Is The Government Really Spying On You Through Your Webcams?: Looking at the Evidence

Is The Government Really Spying On You Through Your Webcams?: Looking at the Evidence

In 2018, the Internet saw an odd explosion in what has since been known as the ‘FBI Webcam Surveillance’ meme. For those unfamiliar, the meme basically saw people poking fun and making humorous jabs at the possibility of the government spying on us through our gadget webcams; with every person on the globe (or at least in the USA) being assigned a personal ‘FBI Agent’ to watch over us and monitor our every move. Like most things on the Internet, the otherwise frightening possibility made increasing turns for the humorous every time it was propagated; eventually devolving into little more than a funny meme to be shared and laughed at by the online masses. But what if there was evidence that this ‘meme’ may be truer than you think? 

In a world increasingly saturated by digital devices, it’s difficult not to feel as though our private lives are constantly being pervaded by surveillance. We spend most of our time on the Internet or surrounded by technology; watching television or browsing web pages or using mobile apps created by a mobile app developer in Malaysia. However, we never really spend time interrogating some crucially important things – just who are we sending our data to every time we visit a webpage, or talk to Google Alexa, or play our favorite mobile apps? Is it a famous mobile app developer in Malaysia? A top mobile app developer in Malaysia who we know and trust? Or is it someone more unknown and more nefarious?  And who exactly might be using this information without our knowing, or spying at us through our phones and laptops? 

So while the internet may scoff and laugh at the possibility now, here are some scary truths that lend formidable evidence that someone, somewhere, may be spying at us through our webcams and devices. 

The Popularity Of The ‘Tape-Over’ Method 

Tape-Over Method

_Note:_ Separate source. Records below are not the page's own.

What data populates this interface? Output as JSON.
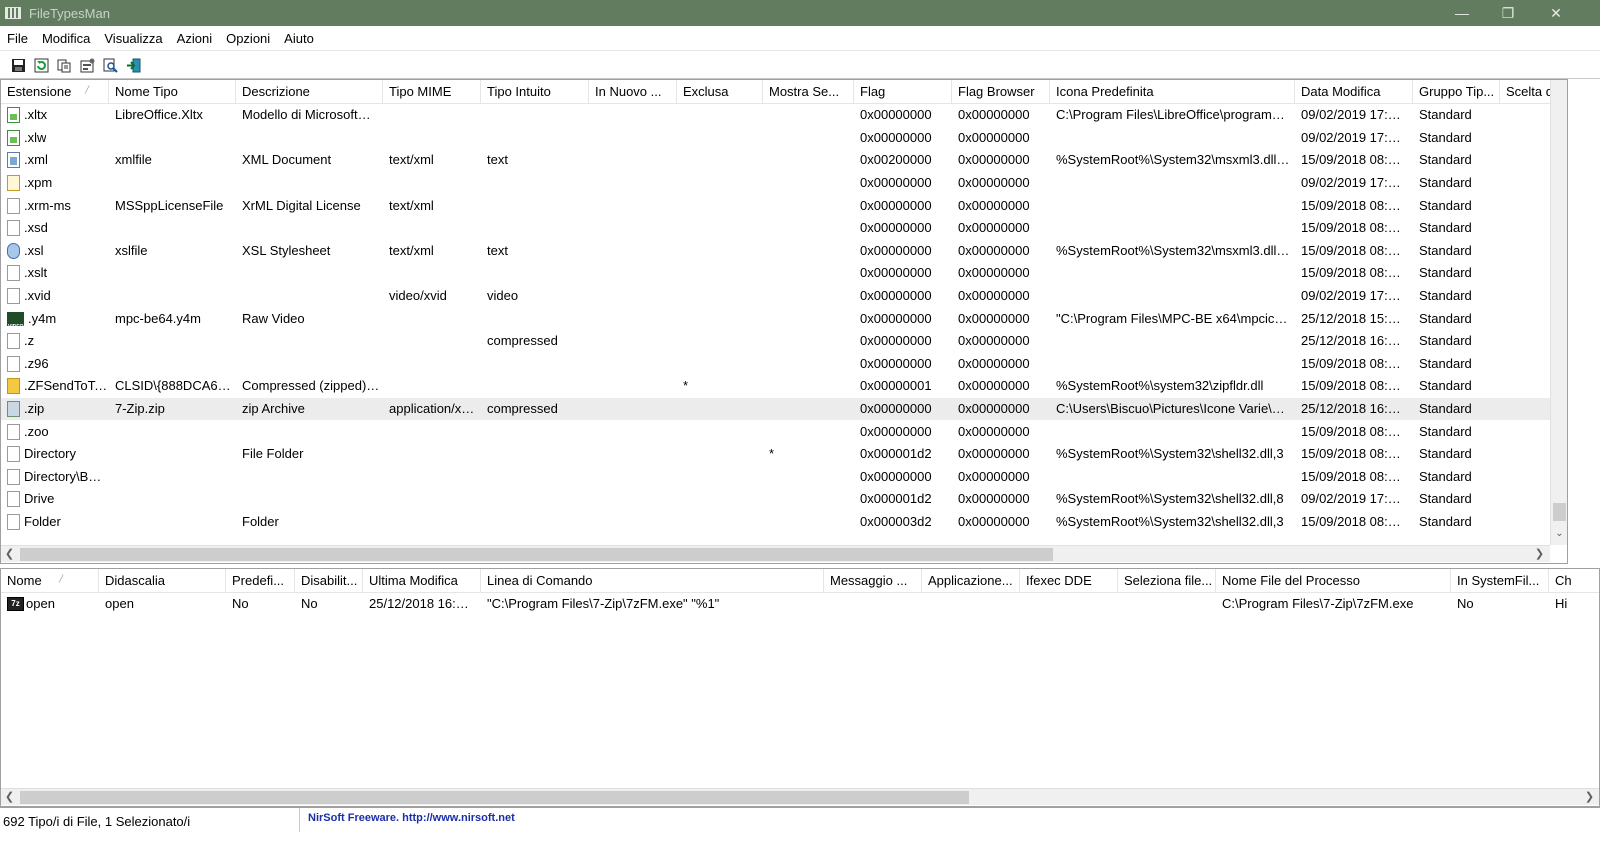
{
  "window": {
    "title": "FileTypesMan"
  },
  "menu": [
    "File",
    "Modifica",
    "Visualizza",
    "Azioni",
    "Opzioni",
    "Aiuto"
  ],
  "toolbar": {
    "icons": [
      "save-icon",
      "refresh-icon",
      "copy-icon",
      "properties-icon",
      "find-icon",
      "exit-icon"
    ]
  },
  "upper": {
    "columns": [
      "Estensione",
      "Nome Tipo",
      "Descrizione",
      "Tipo MIME",
      "Tipo Intuito",
      "In Nuovo ...",
      "Exclusa",
      "Mostra Se...",
      "Flag",
      "Flag Browser",
      "Icona Predefinita",
      "Data Modifica",
      "Gruppo Tip...",
      "Scelta d"
    ],
    "rows": [
      {
        "icon": "green",
        "cells": [
          ".xltx",
          "LibreOffice.Xltx",
          "Modello di Microsoft…",
          "",
          "",
          "",
          "",
          "",
          "0x00000000",
          "0x00000000",
          "C:\\Program Files\\LibreOffice\\program…",
          "09/02/2019 17:…",
          "Standard",
          ""
        ]
      },
      {
        "icon": "green",
        "cells": [
          ".xlw",
          "",
          "",
          "",
          "",
          "",
          "",
          "",
          "0x00000000",
          "0x00000000",
          "",
          "09/02/2019 17:…",
          "Standard",
          ""
        ]
      },
      {
        "icon": "xml",
        "cells": [
          ".xml",
          "xmlfile",
          "XML Document",
          "text/xml",
          "text",
          "",
          "",
          "",
          "0x00200000",
          "0x00000000",
          "%SystemRoot%\\System32\\msxml3.dll…",
          "15/09/2018 08:…",
          "Standard",
          ""
        ]
      },
      {
        "icon": "yellow",
        "cells": [
          ".xpm",
          "",
          "",
          "",
          "",
          "",
          "",
          "",
          "0x00000000",
          "0x00000000",
          "",
          "09/02/2019 17:…",
          "Standard",
          ""
        ]
      },
      {
        "icon": "blank",
        "cells": [
          ".xrm-ms",
          "MSSppLicenseFile",
          "XrML Digital License",
          "text/xml",
          "",
          "",
          "",
          "",
          "0x00000000",
          "0x00000000",
          "",
          "15/09/2018 08:…",
          "Standard",
          ""
        ]
      },
      {
        "icon": "blank",
        "cells": [
          ".xsd",
          "",
          "",
          "",
          "",
          "",
          "",
          "",
          "0x00000000",
          "0x00000000",
          "",
          "15/09/2018 08:…",
          "Standard",
          ""
        ]
      },
      {
        "icon": "xsl",
        "cells": [
          ".xsl",
          "xslfile",
          "XSL Stylesheet",
          "text/xml",
          "text",
          "",
          "",
          "",
          "0x00000000",
          "0x00000000",
          "%SystemRoot%\\System32\\msxml3.dll…",
          "15/09/2018 08:…",
          "Standard",
          ""
        ]
      },
      {
        "icon": "blank",
        "cells": [
          ".xslt",
          "",
          "",
          "",
          "",
          "",
          "",
          "",
          "0x00000000",
          "0x00000000",
          "",
          "15/09/2018 08:…",
          "Standard",
          ""
        ]
      },
      {
        "icon": "blank",
        "cells": [
          ".xvid",
          "",
          "",
          "video/xvid",
          "video",
          "",
          "",
          "",
          "0x00000000",
          "0x00000000",
          "",
          "09/02/2019 17:…",
          "Standard",
          ""
        ]
      },
      {
        "icon": "video",
        "cells": [
          ".y4m",
          "mpc-be64.y4m",
          "Raw Video",
          "",
          "",
          "",
          "",
          "",
          "0x00000000",
          "0x00000000",
          "\"C:\\Program Files\\MPC-BE x64\\mpcic…",
          "25/12/2018 15:…",
          "Standard",
          ""
        ]
      },
      {
        "icon": "blank",
        "cells": [
          ".z",
          "",
          "",
          "",
          "compressed",
          "",
          "",
          "",
          "0x00000000",
          "0x00000000",
          "",
          "25/12/2018 16:…",
          "Standard",
          ""
        ]
      },
      {
        "icon": "blank",
        "cells": [
          ".z96",
          "",
          "",
          "",
          "",
          "",
          "",
          "",
          "0x00000000",
          "0x00000000",
          "",
          "15/09/2018 08:…",
          "Standard",
          ""
        ]
      },
      {
        "icon": "zipf",
        "cells": [
          ".ZFSendToTa…",
          "CLSID\\{888DCA6…",
          "Compressed (zipped)…",
          "",
          "",
          "",
          "*",
          "",
          "0x00000001",
          "0x00000000",
          "%SystemRoot%\\system32\\zipfldr.dll",
          "15/09/2018 08:…",
          "Standard",
          ""
        ]
      },
      {
        "icon": "zip",
        "selected": true,
        "cells": [
          ".zip",
          "7-Zip.zip",
          "zip Archive",
          "application/x…",
          "compressed",
          "",
          "",
          "",
          "0x00000000",
          "0x00000000",
          "C:\\Users\\Biscuo\\Pictures\\Icone Varie\\…",
          "25/12/2018 16:…",
          "Standard",
          ""
        ]
      },
      {
        "icon": "blank",
        "cells": [
          ".zoo",
          "",
          "",
          "",
          "",
          "",
          "",
          "",
          "0x00000000",
          "0x00000000",
          "",
          "15/09/2018 08:…",
          "Standard",
          ""
        ]
      },
      {
        "icon": "blank",
        "cells": [
          "Directory",
          "",
          "File Folder",
          "",
          "",
          "",
          "",
          "*",
          "0x000001d2",
          "0x00000000",
          "%SystemRoot%\\System32\\shell32.dll,3",
          "15/09/2018 08:…",
          "Standard",
          ""
        ]
      },
      {
        "icon": "blank",
        "cells": [
          "Directory\\B…",
          "",
          "",
          "",
          "",
          "",
          "",
          "",
          "0x00000000",
          "0x00000000",
          "",
          "15/09/2018 08:…",
          "Standard",
          ""
        ]
      },
      {
        "icon": "blank",
        "cells": [
          "Drive",
          "",
          "",
          "",
          "",
          "",
          "",
          "",
          "0x000001d2",
          "0x00000000",
          "%SystemRoot%\\System32\\shell32.dll,8",
          "09/02/2019 17:…",
          "Standard",
          ""
        ]
      },
      {
        "icon": "blank",
        "cells": [
          "Folder",
          "",
          "Folder",
          "",
          "",
          "",
          "",
          "",
          "0x000003d2",
          "0x00000000",
          "%SystemRoot%\\System32\\shell32.dll,3",
          "15/09/2018 08:…",
          "Standard",
          ""
        ]
      }
    ]
  },
  "lower": {
    "columns": [
      "Nome",
      "Didascalia",
      "Predefi...",
      "Disabilit...",
      "Ultima Modifica",
      "Linea di Comando",
      "Messaggio ...",
      "Applicazione...",
      "Ifexec DDE",
      "Seleziona file...",
      "Nome File del Processo",
      "In SystemFil...",
      "Ch"
    ],
    "rows": [
      {
        "icon": "7z",
        "cells": [
          "open",
          "open",
          "No",
          "No",
          "25/12/2018 16:…",
          "\"C:\\Program Files\\7-Zip\\7zFM.exe\" \"%1\"",
          "",
          "",
          "",
          "",
          "C:\\Program Files\\7-Zip\\7zFM.exe",
          "No",
          "Hi"
        ]
      }
    ]
  },
  "status": {
    "count": "692 Tipo/i di File, 1 Selezionato/i",
    "credit": "NirSoft Freeware.  http://www.nirsoft.net"
  }
}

Even before the ‘FBI Webcam Surveillance’ meme first began permeating the Internet in 2018, people have been long suspicious of their own digital devices. This paranoia is made pretty evident with the long-standing popularity of the webcam ‘tape-over’ method – in which, as it says on the tin, a person tapes over their (usually laptop) webcam with a piece of non-clear tape; usually to obstruct any potential ‘watchers’. It’s a pretty commonplace thing to do, nowadays, but evidently harmless. After all, people are just paranoid…right? 

It’s easy to wave off this ‘taping’ act as simply the result of a widespread, yet unfounded, paranoia. But in as early as 2016, it was found out that people as high up the security radar as the founder of Facebook, Mark Zuckerberg, and even then FBI Director James Comey, were taping over their laptop webcams – which really does lend this otherwise fruitless act some unsettling credence. After all, if even the Facebook founder and FBI Director themselves, who are top guns in the security world, were sharing in this surveillance paranoia, is it really as unfounded as we may think? 

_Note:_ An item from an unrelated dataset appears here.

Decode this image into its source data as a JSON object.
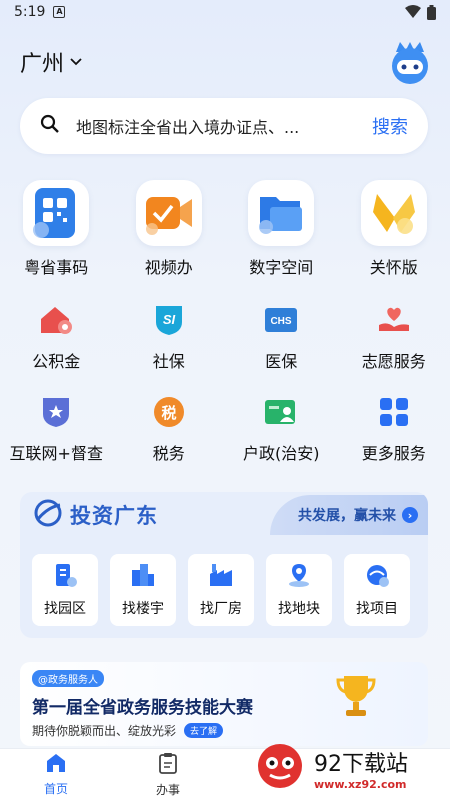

Yes – Technology Can Spy On You 

Technology Can Spy On You

It was a pretty shocking realization for some, and a much less surprising one for others. But yes – recently, it was found out that applications like Alexa, Siri, and Google Home can, and in fact do, spy on people. 

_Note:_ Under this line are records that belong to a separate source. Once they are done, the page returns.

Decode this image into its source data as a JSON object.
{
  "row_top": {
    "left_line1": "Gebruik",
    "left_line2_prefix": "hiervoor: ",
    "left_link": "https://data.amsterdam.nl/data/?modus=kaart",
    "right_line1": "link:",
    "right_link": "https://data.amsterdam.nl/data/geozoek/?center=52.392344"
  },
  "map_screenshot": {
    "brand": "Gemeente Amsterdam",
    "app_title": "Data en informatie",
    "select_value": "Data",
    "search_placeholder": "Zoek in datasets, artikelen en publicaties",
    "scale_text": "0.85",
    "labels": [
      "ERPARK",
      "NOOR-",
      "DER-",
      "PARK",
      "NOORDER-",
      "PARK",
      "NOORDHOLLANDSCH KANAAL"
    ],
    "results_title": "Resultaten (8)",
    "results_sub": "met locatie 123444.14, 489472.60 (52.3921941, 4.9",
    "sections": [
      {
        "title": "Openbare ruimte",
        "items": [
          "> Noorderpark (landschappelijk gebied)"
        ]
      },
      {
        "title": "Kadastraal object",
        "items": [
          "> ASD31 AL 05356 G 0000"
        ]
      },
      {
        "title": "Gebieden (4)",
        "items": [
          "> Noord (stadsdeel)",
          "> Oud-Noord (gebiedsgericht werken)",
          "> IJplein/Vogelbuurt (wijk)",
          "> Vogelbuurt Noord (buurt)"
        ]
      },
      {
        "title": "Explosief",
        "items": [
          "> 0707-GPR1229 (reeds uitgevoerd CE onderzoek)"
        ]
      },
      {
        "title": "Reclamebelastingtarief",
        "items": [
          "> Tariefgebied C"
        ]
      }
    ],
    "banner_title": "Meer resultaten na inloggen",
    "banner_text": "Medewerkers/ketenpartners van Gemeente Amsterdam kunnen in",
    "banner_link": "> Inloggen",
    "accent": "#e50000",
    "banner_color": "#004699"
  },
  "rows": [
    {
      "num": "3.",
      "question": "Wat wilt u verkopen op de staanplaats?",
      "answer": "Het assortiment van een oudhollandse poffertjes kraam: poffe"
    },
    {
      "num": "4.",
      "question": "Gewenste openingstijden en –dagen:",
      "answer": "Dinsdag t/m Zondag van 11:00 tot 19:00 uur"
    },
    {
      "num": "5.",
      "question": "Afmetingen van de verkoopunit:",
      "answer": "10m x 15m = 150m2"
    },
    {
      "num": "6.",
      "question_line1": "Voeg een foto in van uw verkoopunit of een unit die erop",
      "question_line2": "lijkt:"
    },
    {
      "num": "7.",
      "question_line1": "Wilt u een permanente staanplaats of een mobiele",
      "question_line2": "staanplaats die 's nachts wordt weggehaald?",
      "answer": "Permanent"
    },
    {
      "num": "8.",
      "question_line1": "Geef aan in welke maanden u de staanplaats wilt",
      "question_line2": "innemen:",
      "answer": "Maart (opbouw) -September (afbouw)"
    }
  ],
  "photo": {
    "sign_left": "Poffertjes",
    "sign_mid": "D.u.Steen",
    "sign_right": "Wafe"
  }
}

Around 2019, people were roused by the disconcerting discovery that Alexa, Siri, Google Home, and other similar applications would sometimes be ‘awake’ even when owners believed they were asleep; and that they would even ‘record conversations’ without them knowing. This is apparently meant only for the purpose of data collection – in that these devices may record our conversations so as to better streamline our user experience (i.e. Alexa overhearing a conversation about how you want sweatpants can lead to her giving you options for sweatpants in the future). Still, regardless of the motives, it’s still very uncomfortable to think that your private conversations may be recorded somewhere in an unknown database – for god knows what reason. 

Section 702 

Section 702

For those still in disbelief about the likelihood of people spying via our digital devices, there’s more bad evidence to come – it’s been proven that the government can, in fact, spy on your private digital data at any time, anywhere. The question really just lies with when. 

This primarily has to do with Section 702 which, for those unfamiliar, is a surveillance authority that practically enables the US government to collect the digital data and communications from any American they want, even without a warrant for search. It’s allegedly used to collect foreign intelligence, but loopholes do give the government the ability to essentially spy on it’s own citizens – and that’s a frightening concept. 

When the ‘FBI Webcam Surveillance’ meme first started circulating around 2018, people jumped on the bandwagon for many a reason – some saw it as simply a funny meme to propagate, while others knowingly indulged in what seemed an almost nihilistic mockery of our current state of life; wherein privacy is increasingly being invaded by digital surveillance. Regardless of the reason, it’s clear that the meme isn’t just a humorous but fictional internet joke as we may think – and that the reality of the situation is a lot truer, and a lot scarier, for us all.